__What the task asks__: Restate the data below word for word. Skip any images it contains.
□ □ □
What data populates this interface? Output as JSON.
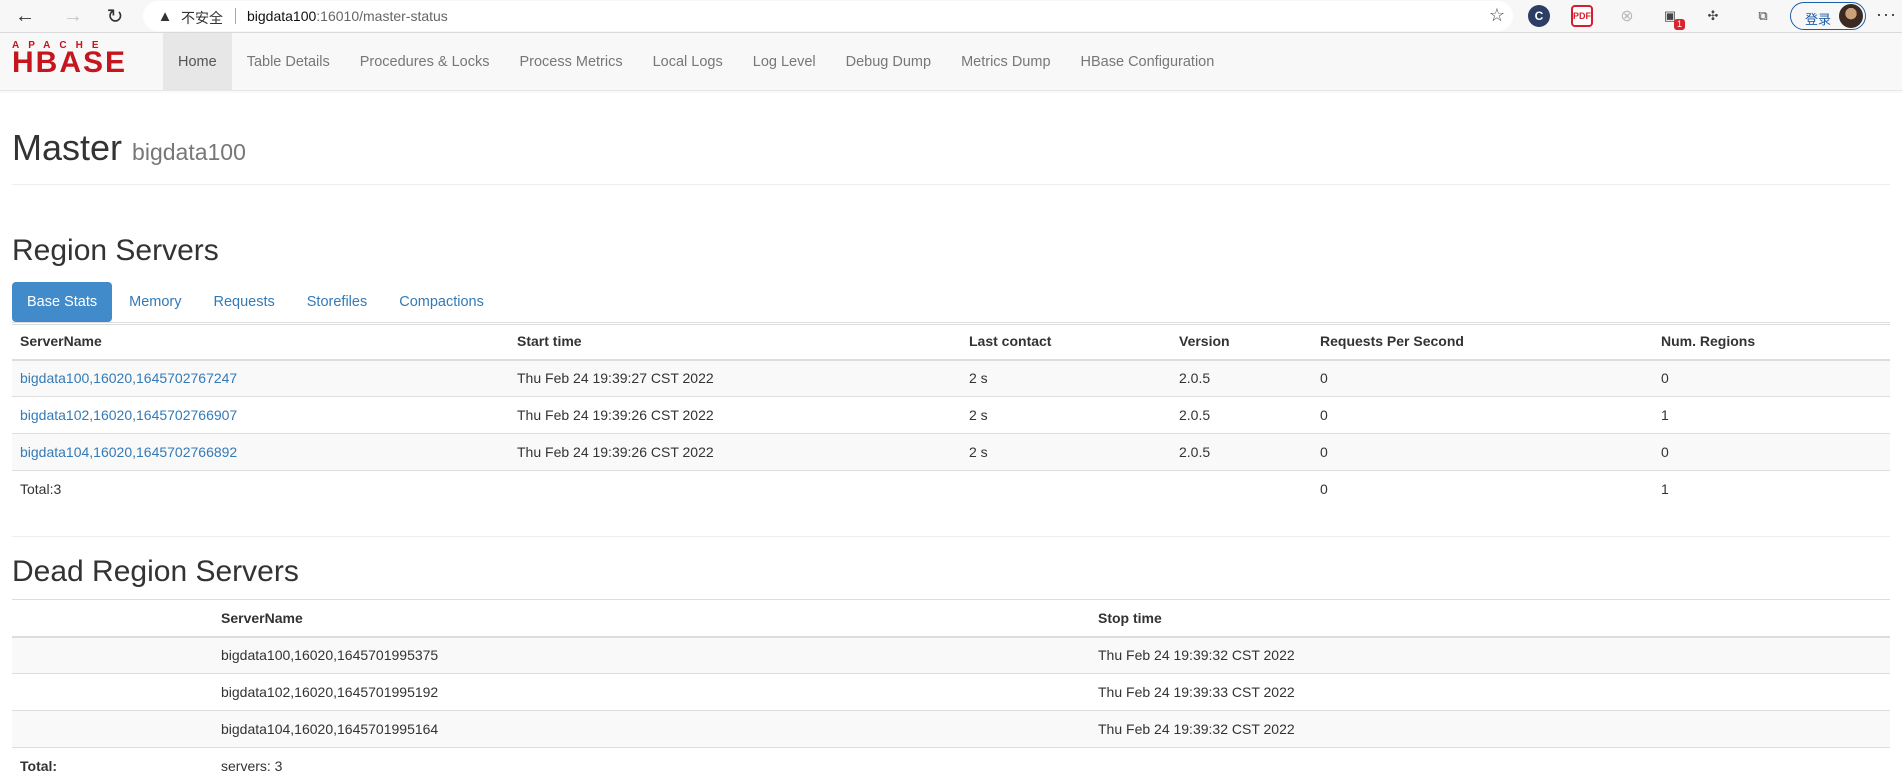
{
  "browser": {
    "insecure_label": "不安全",
    "url_host": "bigdata100",
    "url_rest": ":16010/master-status",
    "login_label": "登录",
    "more_label": "···",
    "extensions": [
      {
        "name": "c-extension-icon",
        "glyph": "C"
      },
      {
        "name": "pdf-extension-icon",
        "glyph": "PDF"
      },
      {
        "name": "gray-extension-icon",
        "glyph": "⊗"
      },
      {
        "name": "clipboard-extension-icon",
        "glyph": "▣",
        "badge": "1"
      },
      {
        "name": "puzzle-extensions-icon",
        "glyph": "✣"
      },
      {
        "name": "collections-icon",
        "glyph": "⧉"
      }
    ]
  },
  "logo": {
    "apache": "APACHE",
    "hbase": "HBASE"
  },
  "nav": {
    "items": [
      "Home",
      "Table Details",
      "Procedures & Locks",
      "Process Metrics",
      "Local Logs",
      "Log Level",
      "Debug Dump",
      "Metrics Dump",
      "HBase Configuration"
    ],
    "active": 0
  },
  "header": {
    "title": "Master",
    "subtitle": "bigdata100"
  },
  "region_servers": {
    "title": "Region Servers",
    "tabs": [
      "Base Stats",
      "Memory",
      "Requests",
      "Storefiles",
      "Compactions"
    ],
    "active_tab": 0,
    "columns": [
      "ServerName",
      "Start time",
      "Last contact",
      "Version",
      "Requests Per Second",
      "Num. Regions"
    ],
    "rows": [
      [
        "bigdata100,16020,1645702767247",
        "Thu Feb 24 19:39:27 CST 2022",
        "2 s",
        "2.0.5",
        "0",
        "0"
      ],
      [
        "bigdata102,16020,1645702766907",
        "Thu Feb 24 19:39:26 CST 2022",
        "2 s",
        "2.0.5",
        "0",
        "1"
      ],
      [
        "bigdata104,16020,1645702766892",
        "Thu Feb 24 19:39:26 CST 2022",
        "2 s",
        "2.0.5",
        "0",
        "0"
      ]
    ],
    "total": [
      "Total:3",
      "",
      "",
      "",
      "0",
      "1"
    ]
  },
  "dead_region_servers": {
    "title": "Dead Region Servers",
    "columns": [
      "",
      "ServerName",
      "Stop time"
    ],
    "rows": [
      [
        "",
        "bigdata100,16020,1645701995375",
        "Thu Feb 24 19:39:32 CST 2022"
      ],
      [
        "",
        "bigdata102,16020,1645701995192",
        "Thu Feb 24 19:39:33 CST 2022"
      ],
      [
        "",
        "bigdata104,16020,1645701995164",
        "Thu Feb 24 19:39:32 CST 2022"
      ]
    ],
    "total": [
      "Total:",
      "servers: 3",
      ""
    ]
  }
}
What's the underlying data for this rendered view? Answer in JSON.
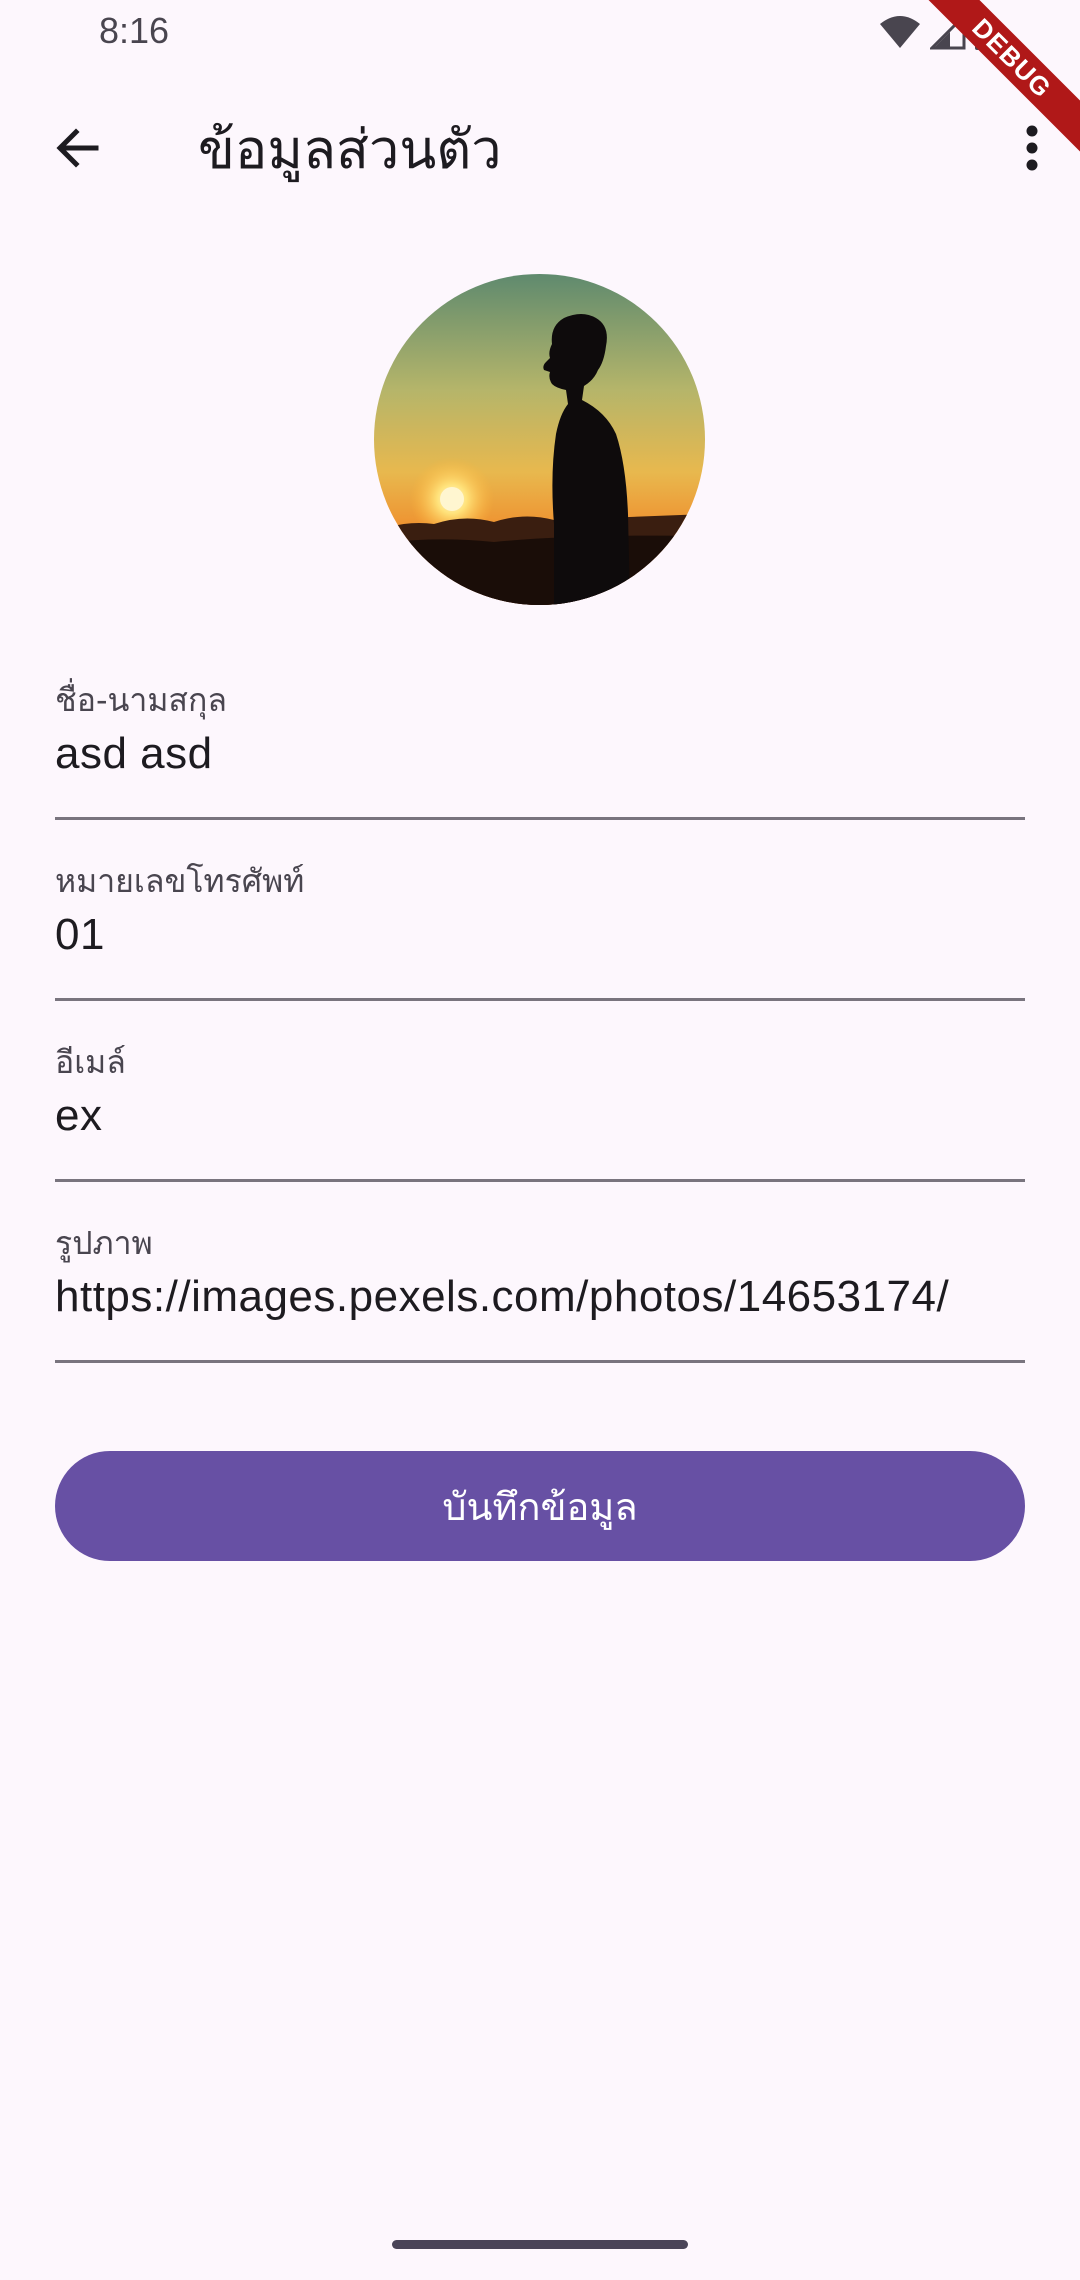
{
  "status_bar": {
    "time": "8:16",
    "icons": [
      "wifi-icon",
      "signal-icon",
      "battery-icon"
    ]
  },
  "debug_banner": {
    "label": "DEBUG"
  },
  "app_bar": {
    "back_icon": "arrow-back-icon",
    "title": "ข้อมูลส่วนตัว",
    "more_icon": "more-vert-icon"
  },
  "profile": {
    "avatar_icon": "avatar-sunset-silhouette"
  },
  "form": {
    "fields": [
      {
        "label": "ชื่อ-นามสกุล",
        "value": "asd asd"
      },
      {
        "label": "หมายเลขโทรศัพท์",
        "value": "01"
      },
      {
        "label": "อีเมล์",
        "value": "ex"
      },
      {
        "label": "รูปภาพ",
        "value": "https://images.pexels.com/photos/14653174/"
      }
    ]
  },
  "actions": {
    "save_label": "บันทึกข้อมูล"
  },
  "colors": {
    "background": "#fdf7fd",
    "primary": "#6750a4",
    "text": "#1d1b20",
    "label": "#49454f",
    "underline": "#79747e",
    "debug": "#b01818"
  }
}
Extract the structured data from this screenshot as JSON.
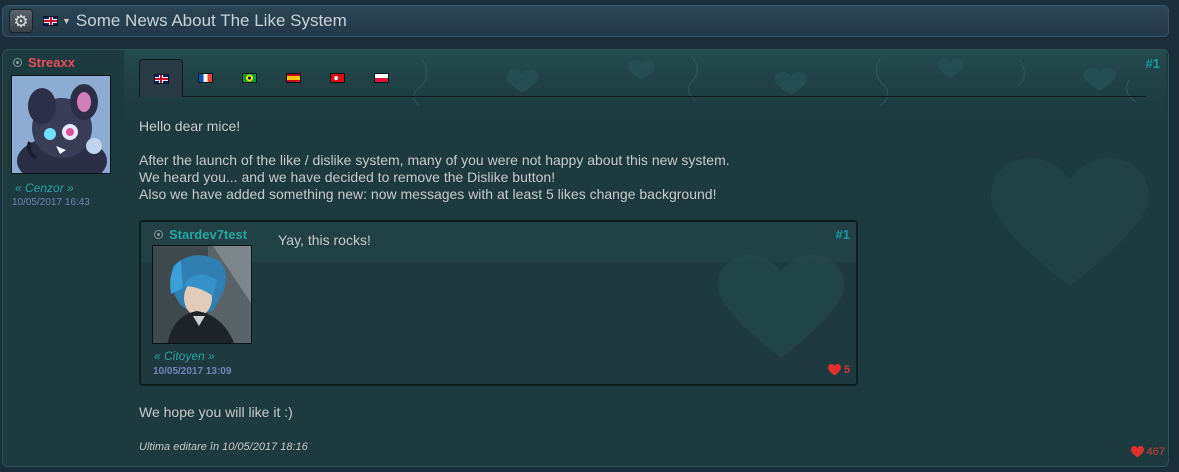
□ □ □
__Output of the task__:
What data populates this interface? Output as JSON.
{
  "browser": {
    "insecure_label": "不安全",
    "url_host": "bigdata100",
    "url_rest": ":16010/master-status",
    "login_label": "登录",
    "more_label": "···",
    "extensions": [
      {
        "name": "c-extension-icon",
        "glyph": "C"
      },
      {
        "name": "pdf-extension-icon",
        "glyph": "PDF"
      },
      {
        "name": "gray-extension-icon",
        "glyph": "⊗"
      },
      {
        "name": "clipboard-extension-icon",
        "glyph": "▣",
        "badge": "1"
      },
      {
        "name": "puzzle-extensions-icon",
        "glyph": "✣"
      },
      {
        "name": "collections-icon",
        "glyph": "⧉"
      }
    ]
  },
  "logo": {
    "apache": "APACHE",
    "hbase": "HBASE"
  },
  "nav": {
    "items": [
      "Home",
      "Table Details",
      "Procedures & Locks",
      "Process Metrics",
      "Local Logs",
      "Log Level",
      "Debug Dump",
      "Metrics Dump",
      "HBase Configuration"
    ],
    "active": 0
  },
  "header": {
    "title": "Master",
    "subtitle": "bigdata100"
  },
  "region_servers": {
    "title": "Region Servers",
    "tabs": [
      "Base Stats",
      "Memory",
      "Requests",
      "Storefiles",
      "Compactions"
    ],
    "active_tab": 0,
    "columns": [
      "ServerName",
      "Start time",
      "Last contact",
      "Version",
      "Requests Per Second",
      "Num. Regions"
    ],
    "rows": [
      [
        "bigdata100,16020,1645702767247",
        "Thu Feb 24 19:39:27 CST 2022",
        "2 s",
        "2.0.5",
        "0",
        "0"
      ],
      [
        "bigdata102,16020,1645702766907",
        "Thu Feb 24 19:39:26 CST 2022",
        "2 s",
        "2.0.5",
        "0",
        "1"
      ],
      [
        "bigdata104,16020,1645702766892",
        "Thu Feb 24 19:39:26 CST 2022",
        "2 s",
        "2.0.5",
        "0",
        "0"
      ]
    ],
    "total": [
      "Total:3",
      "",
      "",
      "",
      "0",
      "1"
    ]
  },
  "dead_region_servers": {
    "title": "Dead Region Servers",
    "columns": [
      "",
      "ServerName",
      "Stop time"
    ],
    "rows": [
      [
        "",
        "bigdata100,16020,1645701995375",
        "Thu Feb 24 19:39:32 CST 2022"
      ],
      [
        "",
        "bigdata102,16020,1645701995192",
        "Thu Feb 24 19:39:33 CST 2022"
      ],
      [
        "",
        "bigdata104,16020,1645701995164",
        "Thu Feb 24 19:39:32 CST 2022"
      ]
    ],
    "total": [
      "Total:",
      "servers: 3",
      ""
    ]
  }
}
What's the underlying data for this rendered view? Answer in JSON.
{
  "status_bar": {
    "time": "8:16",
    "icons": [
      "wifi-icon",
      "signal-icon",
      "battery-icon"
    ]
  },
  "debug_banner": {
    "label": "DEBUG"
  },
  "app_bar": {
    "back_icon": "arrow-back-icon",
    "title": "ข้อมูลส่วนตัว",
    "more_icon": "more-vert-icon"
  },
  "profile": {
    "avatar_icon": "avatar-sunset-silhouette"
  },
  "form": {
    "fields": [
      {
        "label": "ชื่อ-นามสกุล",
        "value": "asd asd"
      },
      {
        "label": "หมายเลขโทรศัพท์",
        "value": "01"
      },
      {
        "label": "อีเมล์",
        "value": "ex"
      },
      {
        "label": "รูปภาพ",
        "value": "https://images.pexels.com/photos/14653174/"
      }
    ]
  },
  "actions": {
    "save_label": "บันทึกข้อมูล"
  },
  "colors": {
    "background": "#fdf7fd",
    "primary": "#6750a4",
    "text": "#1d1b20",
    "label": "#49454f",
    "underline": "#79747e",
    "debug": "#b01818"
  }
}
Extract the structured data from this screenshot as JSON.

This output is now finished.